BEGIN

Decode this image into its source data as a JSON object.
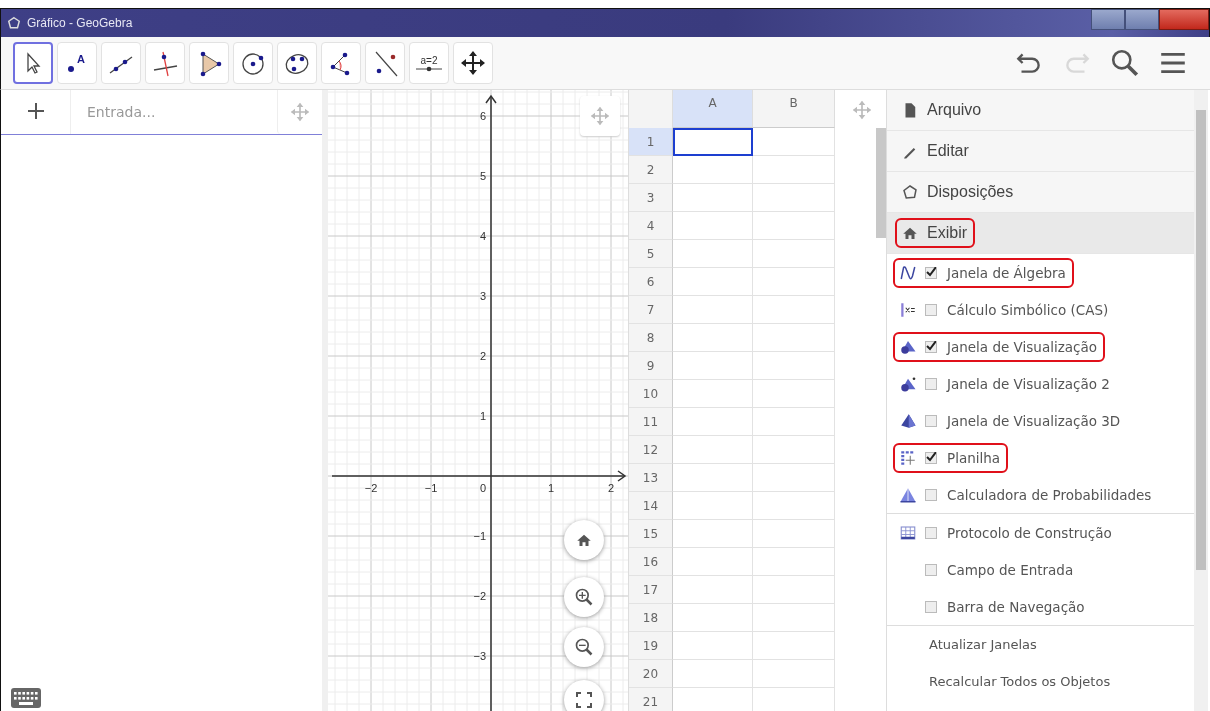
{
  "window": {
    "title": "Gráfico - GeoGebra"
  },
  "toolbar": {
    "tools": [
      {
        "kind": "move",
        "selected": true
      },
      {
        "kind": "point",
        "selected": false,
        "label": "A"
      },
      {
        "kind": "line",
        "selected": false
      },
      {
        "kind": "perpendicular",
        "selected": false
      },
      {
        "kind": "polygon",
        "selected": false
      },
      {
        "kind": "circle",
        "selected": false
      },
      {
        "kind": "conic",
        "selected": false
      },
      {
        "kind": "angle",
        "selected": false
      },
      {
        "kind": "reflect",
        "selected": false
      },
      {
        "kind": "slider",
        "selected": false,
        "label": "a=2"
      },
      {
        "kind": "transform",
        "selected": false
      }
    ],
    "actions": [
      {
        "kind": "undo",
        "disabled": false
      },
      {
        "kind": "redo",
        "disabled": true
      },
      {
        "kind": "search",
        "disabled": false
      },
      {
        "kind": "menu",
        "disabled": false
      }
    ]
  },
  "algebra": {
    "input": {
      "placeholder": "Entrada..."
    }
  },
  "graphics": {
    "x_ticks": [
      "−2",
      "−1",
      "0",
      "1",
      "2"
    ],
    "y_ticks": [
      "6",
      "5",
      "4",
      "3",
      "2",
      "1",
      "−1",
      "−2",
      "−3"
    ]
  },
  "spreadsheet": {
    "columns": [
      {
        "label": "A",
        "selected": true
      },
      {
        "label": "B",
        "selected": false
      }
    ],
    "rows": [
      {
        "label": "1",
        "selected": true
      },
      {
        "label": "2",
        "selected": false
      },
      {
        "label": "3",
        "selected": false
      },
      {
        "label": "4",
        "selected": false
      },
      {
        "label": "5",
        "selected": false
      },
      {
        "label": "6",
        "selected": false
      },
      {
        "label": "7",
        "selected": false
      },
      {
        "label": "8",
        "selected": false
      },
      {
        "label": "9",
        "selected": false
      },
      {
        "label": "10",
        "selected": false
      },
      {
        "label": "11",
        "selected": false
      },
      {
        "label": "12",
        "selected": false
      },
      {
        "label": "13",
        "selected": false
      },
      {
        "label": "14",
        "selected": false
      },
      {
        "label": "15",
        "selected": false
      },
      {
        "label": "16",
        "selected": false
      },
      {
        "label": "17",
        "selected": false
      },
      {
        "label": "18",
        "selected": false
      },
      {
        "label": "19",
        "selected": false
      },
      {
        "label": "20",
        "selected": false
      },
      {
        "label": "21",
        "selected": false
      }
    ]
  },
  "menu": {
    "main": [
      {
        "label": "Arquivo",
        "selected": false,
        "highlighted": false
      },
      {
        "label": "Editar",
        "selected": false,
        "highlighted": false
      },
      {
        "label": "Disposições",
        "selected": false,
        "highlighted": false
      },
      {
        "label": "Exibir",
        "selected": true,
        "highlighted": true
      }
    ],
    "views": [
      {
        "label": "Janela de Álgebra",
        "checked": true,
        "highlighted": true
      },
      {
        "label": "Cálculo Simbólico (CAS)",
        "checked": false,
        "highlighted": false
      },
      {
        "label": "Janela de Visualização",
        "checked": true,
        "highlighted": true
      },
      {
        "label": "Janela de Visualização 2",
        "checked": false,
        "highlighted": false
      },
      {
        "label": "Janela de Visualização 3D",
        "checked": false,
        "highlighted": false
      },
      {
        "label": "Planilha",
        "checked": true,
        "highlighted": true
      },
      {
        "label": "Calculadora de Probabilidades",
        "checked": false,
        "highlighted": false
      }
    ],
    "panels": [
      {
        "label": "Protocolo de Construção",
        "checked": false
      },
      {
        "label": "Campo de Entrada",
        "checked": false
      },
      {
        "label": "Barra de Navegação",
        "checked": false
      }
    ],
    "actions": [
      {
        "label": "Atualizar Janelas"
      },
      {
        "label": "Recalcular Todos os Objetos"
      }
    ]
  }
}
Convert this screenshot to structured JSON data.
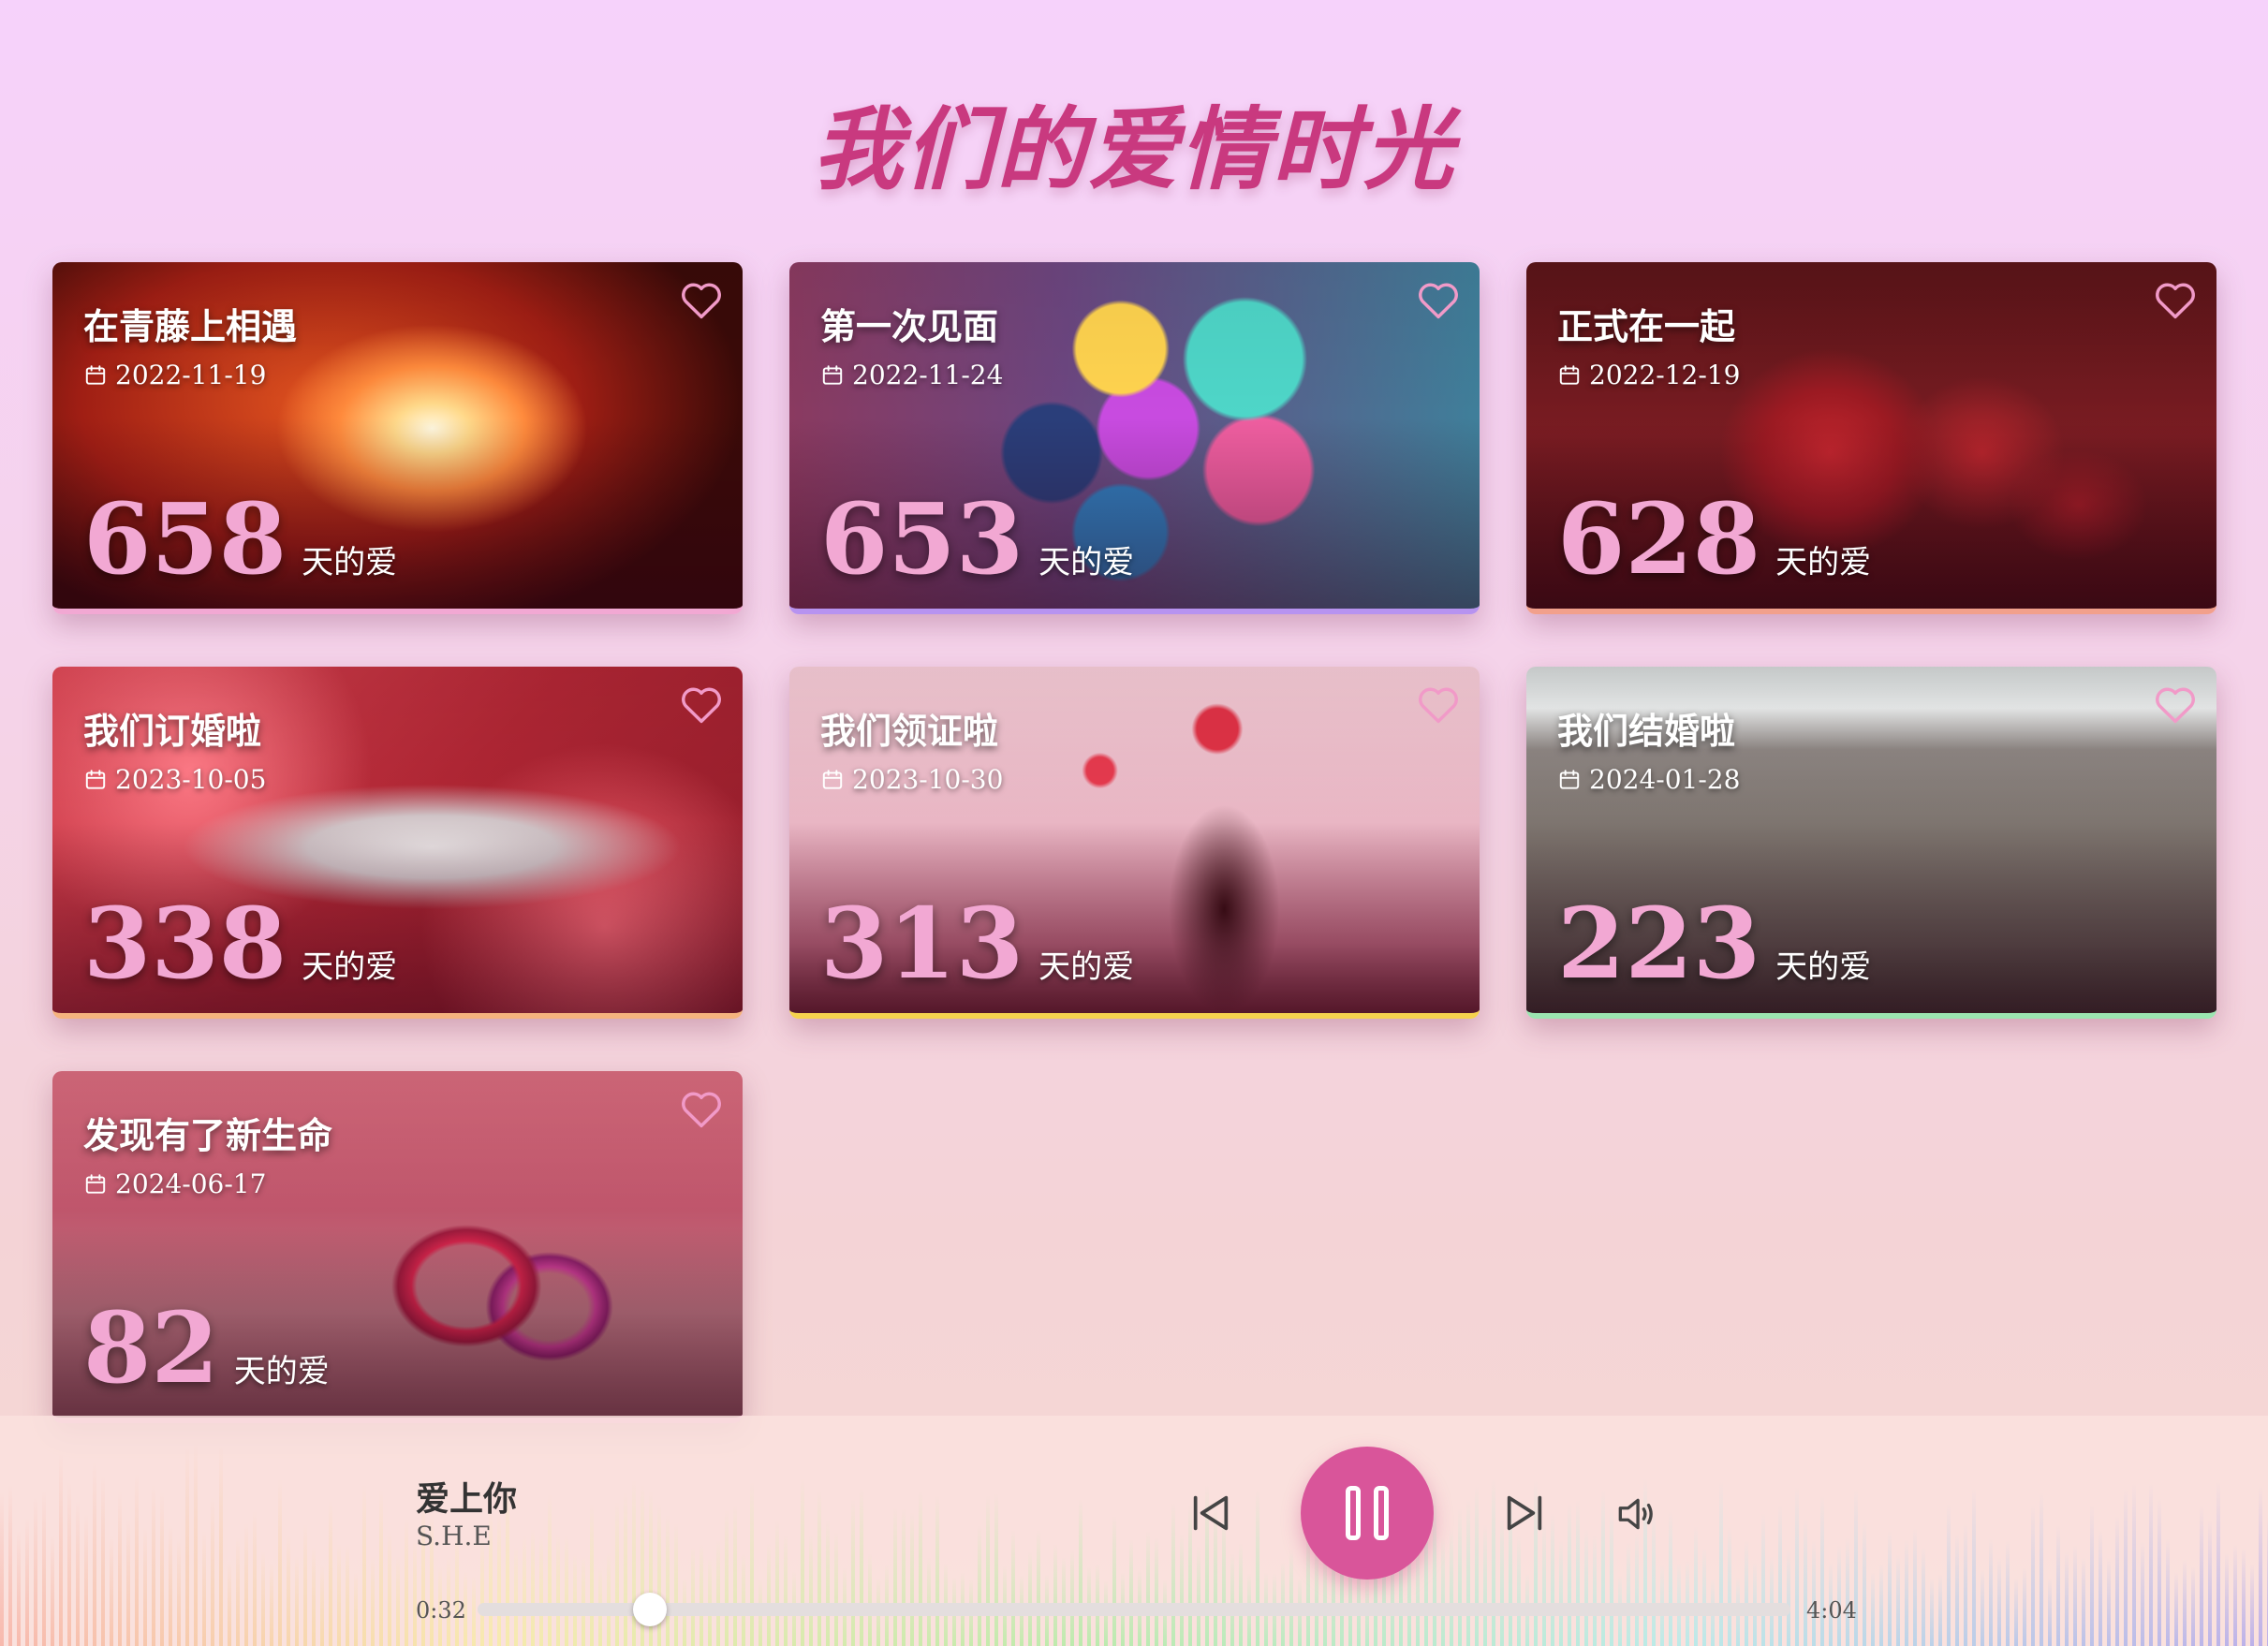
{
  "page": {
    "title": "我们的爱情时光"
  },
  "cards": [
    {
      "title": "在青藤上相遇",
      "date": "2022-11-19",
      "days": "658",
      "unit": "天的爱",
      "accent": "#f2a8d3",
      "bg": "radial-gradient(ellipse 30% 40% at 55% 48%, #fff8e0 0%, #ffd98a 18%, #ff8a3c 45%, rgba(200,40,20,0) 75%), radial-gradient(ellipse 60% 70% at 40% 40%, #e2541f 0%, #a01e14 60%, #3a0a08 100%)"
    },
    {
      "title": "第一次见面",
      "date": "2022-11-24",
      "days": "653",
      "unit": "天的爱",
      "accent": "#b793f0",
      "bg": "radial-gradient(circle at 48% 25%, #ffd34f 0 10%, rgba(0,0,0,0) 11%), radial-gradient(circle at 66% 28%, #4ed6c8 0 11%, rgba(0,0,0,0) 12%), radial-gradient(circle at 52% 48%, #c84be0 0 12%, rgba(0,0,0,0) 13%), radial-gradient(circle at 38% 55%, #2a3e7a 0 10%, rgba(0,0,0,0) 11%), radial-gradient(circle at 68% 60%, #ef5ea0 0 10%, rgba(0,0,0,0) 11%), radial-gradient(circle at 48% 78%, #2f7fc0 0 10%, rgba(0,0,0,0) 11%), linear-gradient(90deg, #8a3a60 0%, #6c4680 40%, #3f7f9a 100%)"
    },
    {
      "title": "正式在一起",
      "date": "2022-12-19",
      "days": "628",
      "unit": "天的爱",
      "accent": "#f2a08c",
      "bg": "radial-gradient(ellipse 16% 30% at 44% 55%, #c3262e 0%, #9c1a22 60%, rgba(0,0,0,0) 100%), radial-gradient(ellipse 12% 22% at 66% 55%, #b8252c 0%, rgba(0,0,0,0) 100%), radial-gradient(ellipse 10% 16% at 80% 70%, #a31e26 0%, rgba(0,0,0,0) 100%), linear-gradient(180deg, #5a1418 0%, #7a1c22 50%, #4a1013 100%)"
    },
    {
      "title": "我们订婚啦",
      "date": "2023-10-05",
      "days": "338",
      "unit": "天的爱",
      "accent": "#f5b37e",
      "bg": "radial-gradient(ellipse 60% 30% at 55% 52%, #e9e3e4 0%, #cfc3c6 30%, rgba(0,0,0,0) 60%), radial-gradient(circle at 20% 30%, #ff7a86 0%, rgba(0,0,0,0) 30%), radial-gradient(circle at 80% 75%, #ff6a78 0%, rgba(0,0,0,0) 30%), linear-gradient(135deg, #d94452 0%, #b02634 50%, #8c1a28 100%)"
    },
    {
      "title": "我们领证啦",
      "date": "2023-10-30",
      "days": "313",
      "unit": "天的爱",
      "accent": "#f6d24e",
      "bg": "radial-gradient(ellipse 8% 30% at 63% 70%, #3a0e14 0%, rgba(0,0,0,0) 100%), radial-gradient(circle at 45% 30%, #e63a4e 0 3%, rgba(0,0,0,0) 4%), radial-gradient(circle at 62% 18%, #e03246 0 4%, rgba(0,0,0,0) 5%), linear-gradient(180deg, #f3c9d4 0%, #e9b6c4 45%, #c46a82 80%, #7a2a3c 100%)"
    },
    {
      "title": "我们结婚啦",
      "date": "2024-01-28",
      "days": "223",
      "unit": "天的爱",
      "accent": "#9be5b0",
      "bg": "linear-gradient(180deg, #cfd3d3 0%, #eaecec 12%, #8d8582 24%, #7a716b 50%, #5e5550 80%, #3d3532 100%)"
    },
    {
      "title": "发现有了新生命",
      "date": "2024-06-17",
      "days": "82",
      "unit": "天的爱",
      "accent": "#f2a8d3",
      "bg": "radial-gradient(ellipse 16% 26% at 60% 62%, rgba(0,0,0,0) 0 45%, #d0244a 50%, #9b1a3c 62%, rgba(0,0,0,0) 68%), radial-gradient(ellipse 14% 24% at 72% 68%, rgba(0,0,0,0) 0 40%, #c23a8e 48%, #8a2068 60%, rgba(0,0,0,0) 66%), linear-gradient(180deg, #d66a7c 0%, #c0566c 40%, #b9737f 70%, #9a5a66 100%)"
    }
  ],
  "player": {
    "song_title": "爱上你",
    "artist": "S.H.E",
    "current_time": "0:32",
    "total_time": "4:04",
    "progress": 0.131,
    "state": "playing"
  }
}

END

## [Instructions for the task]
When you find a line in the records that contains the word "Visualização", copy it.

## [Answer space]
        "label": "Janela de Visualização",
        "label": "Janela de Visualização 2",
        "label": "Janela de Visualização 3D",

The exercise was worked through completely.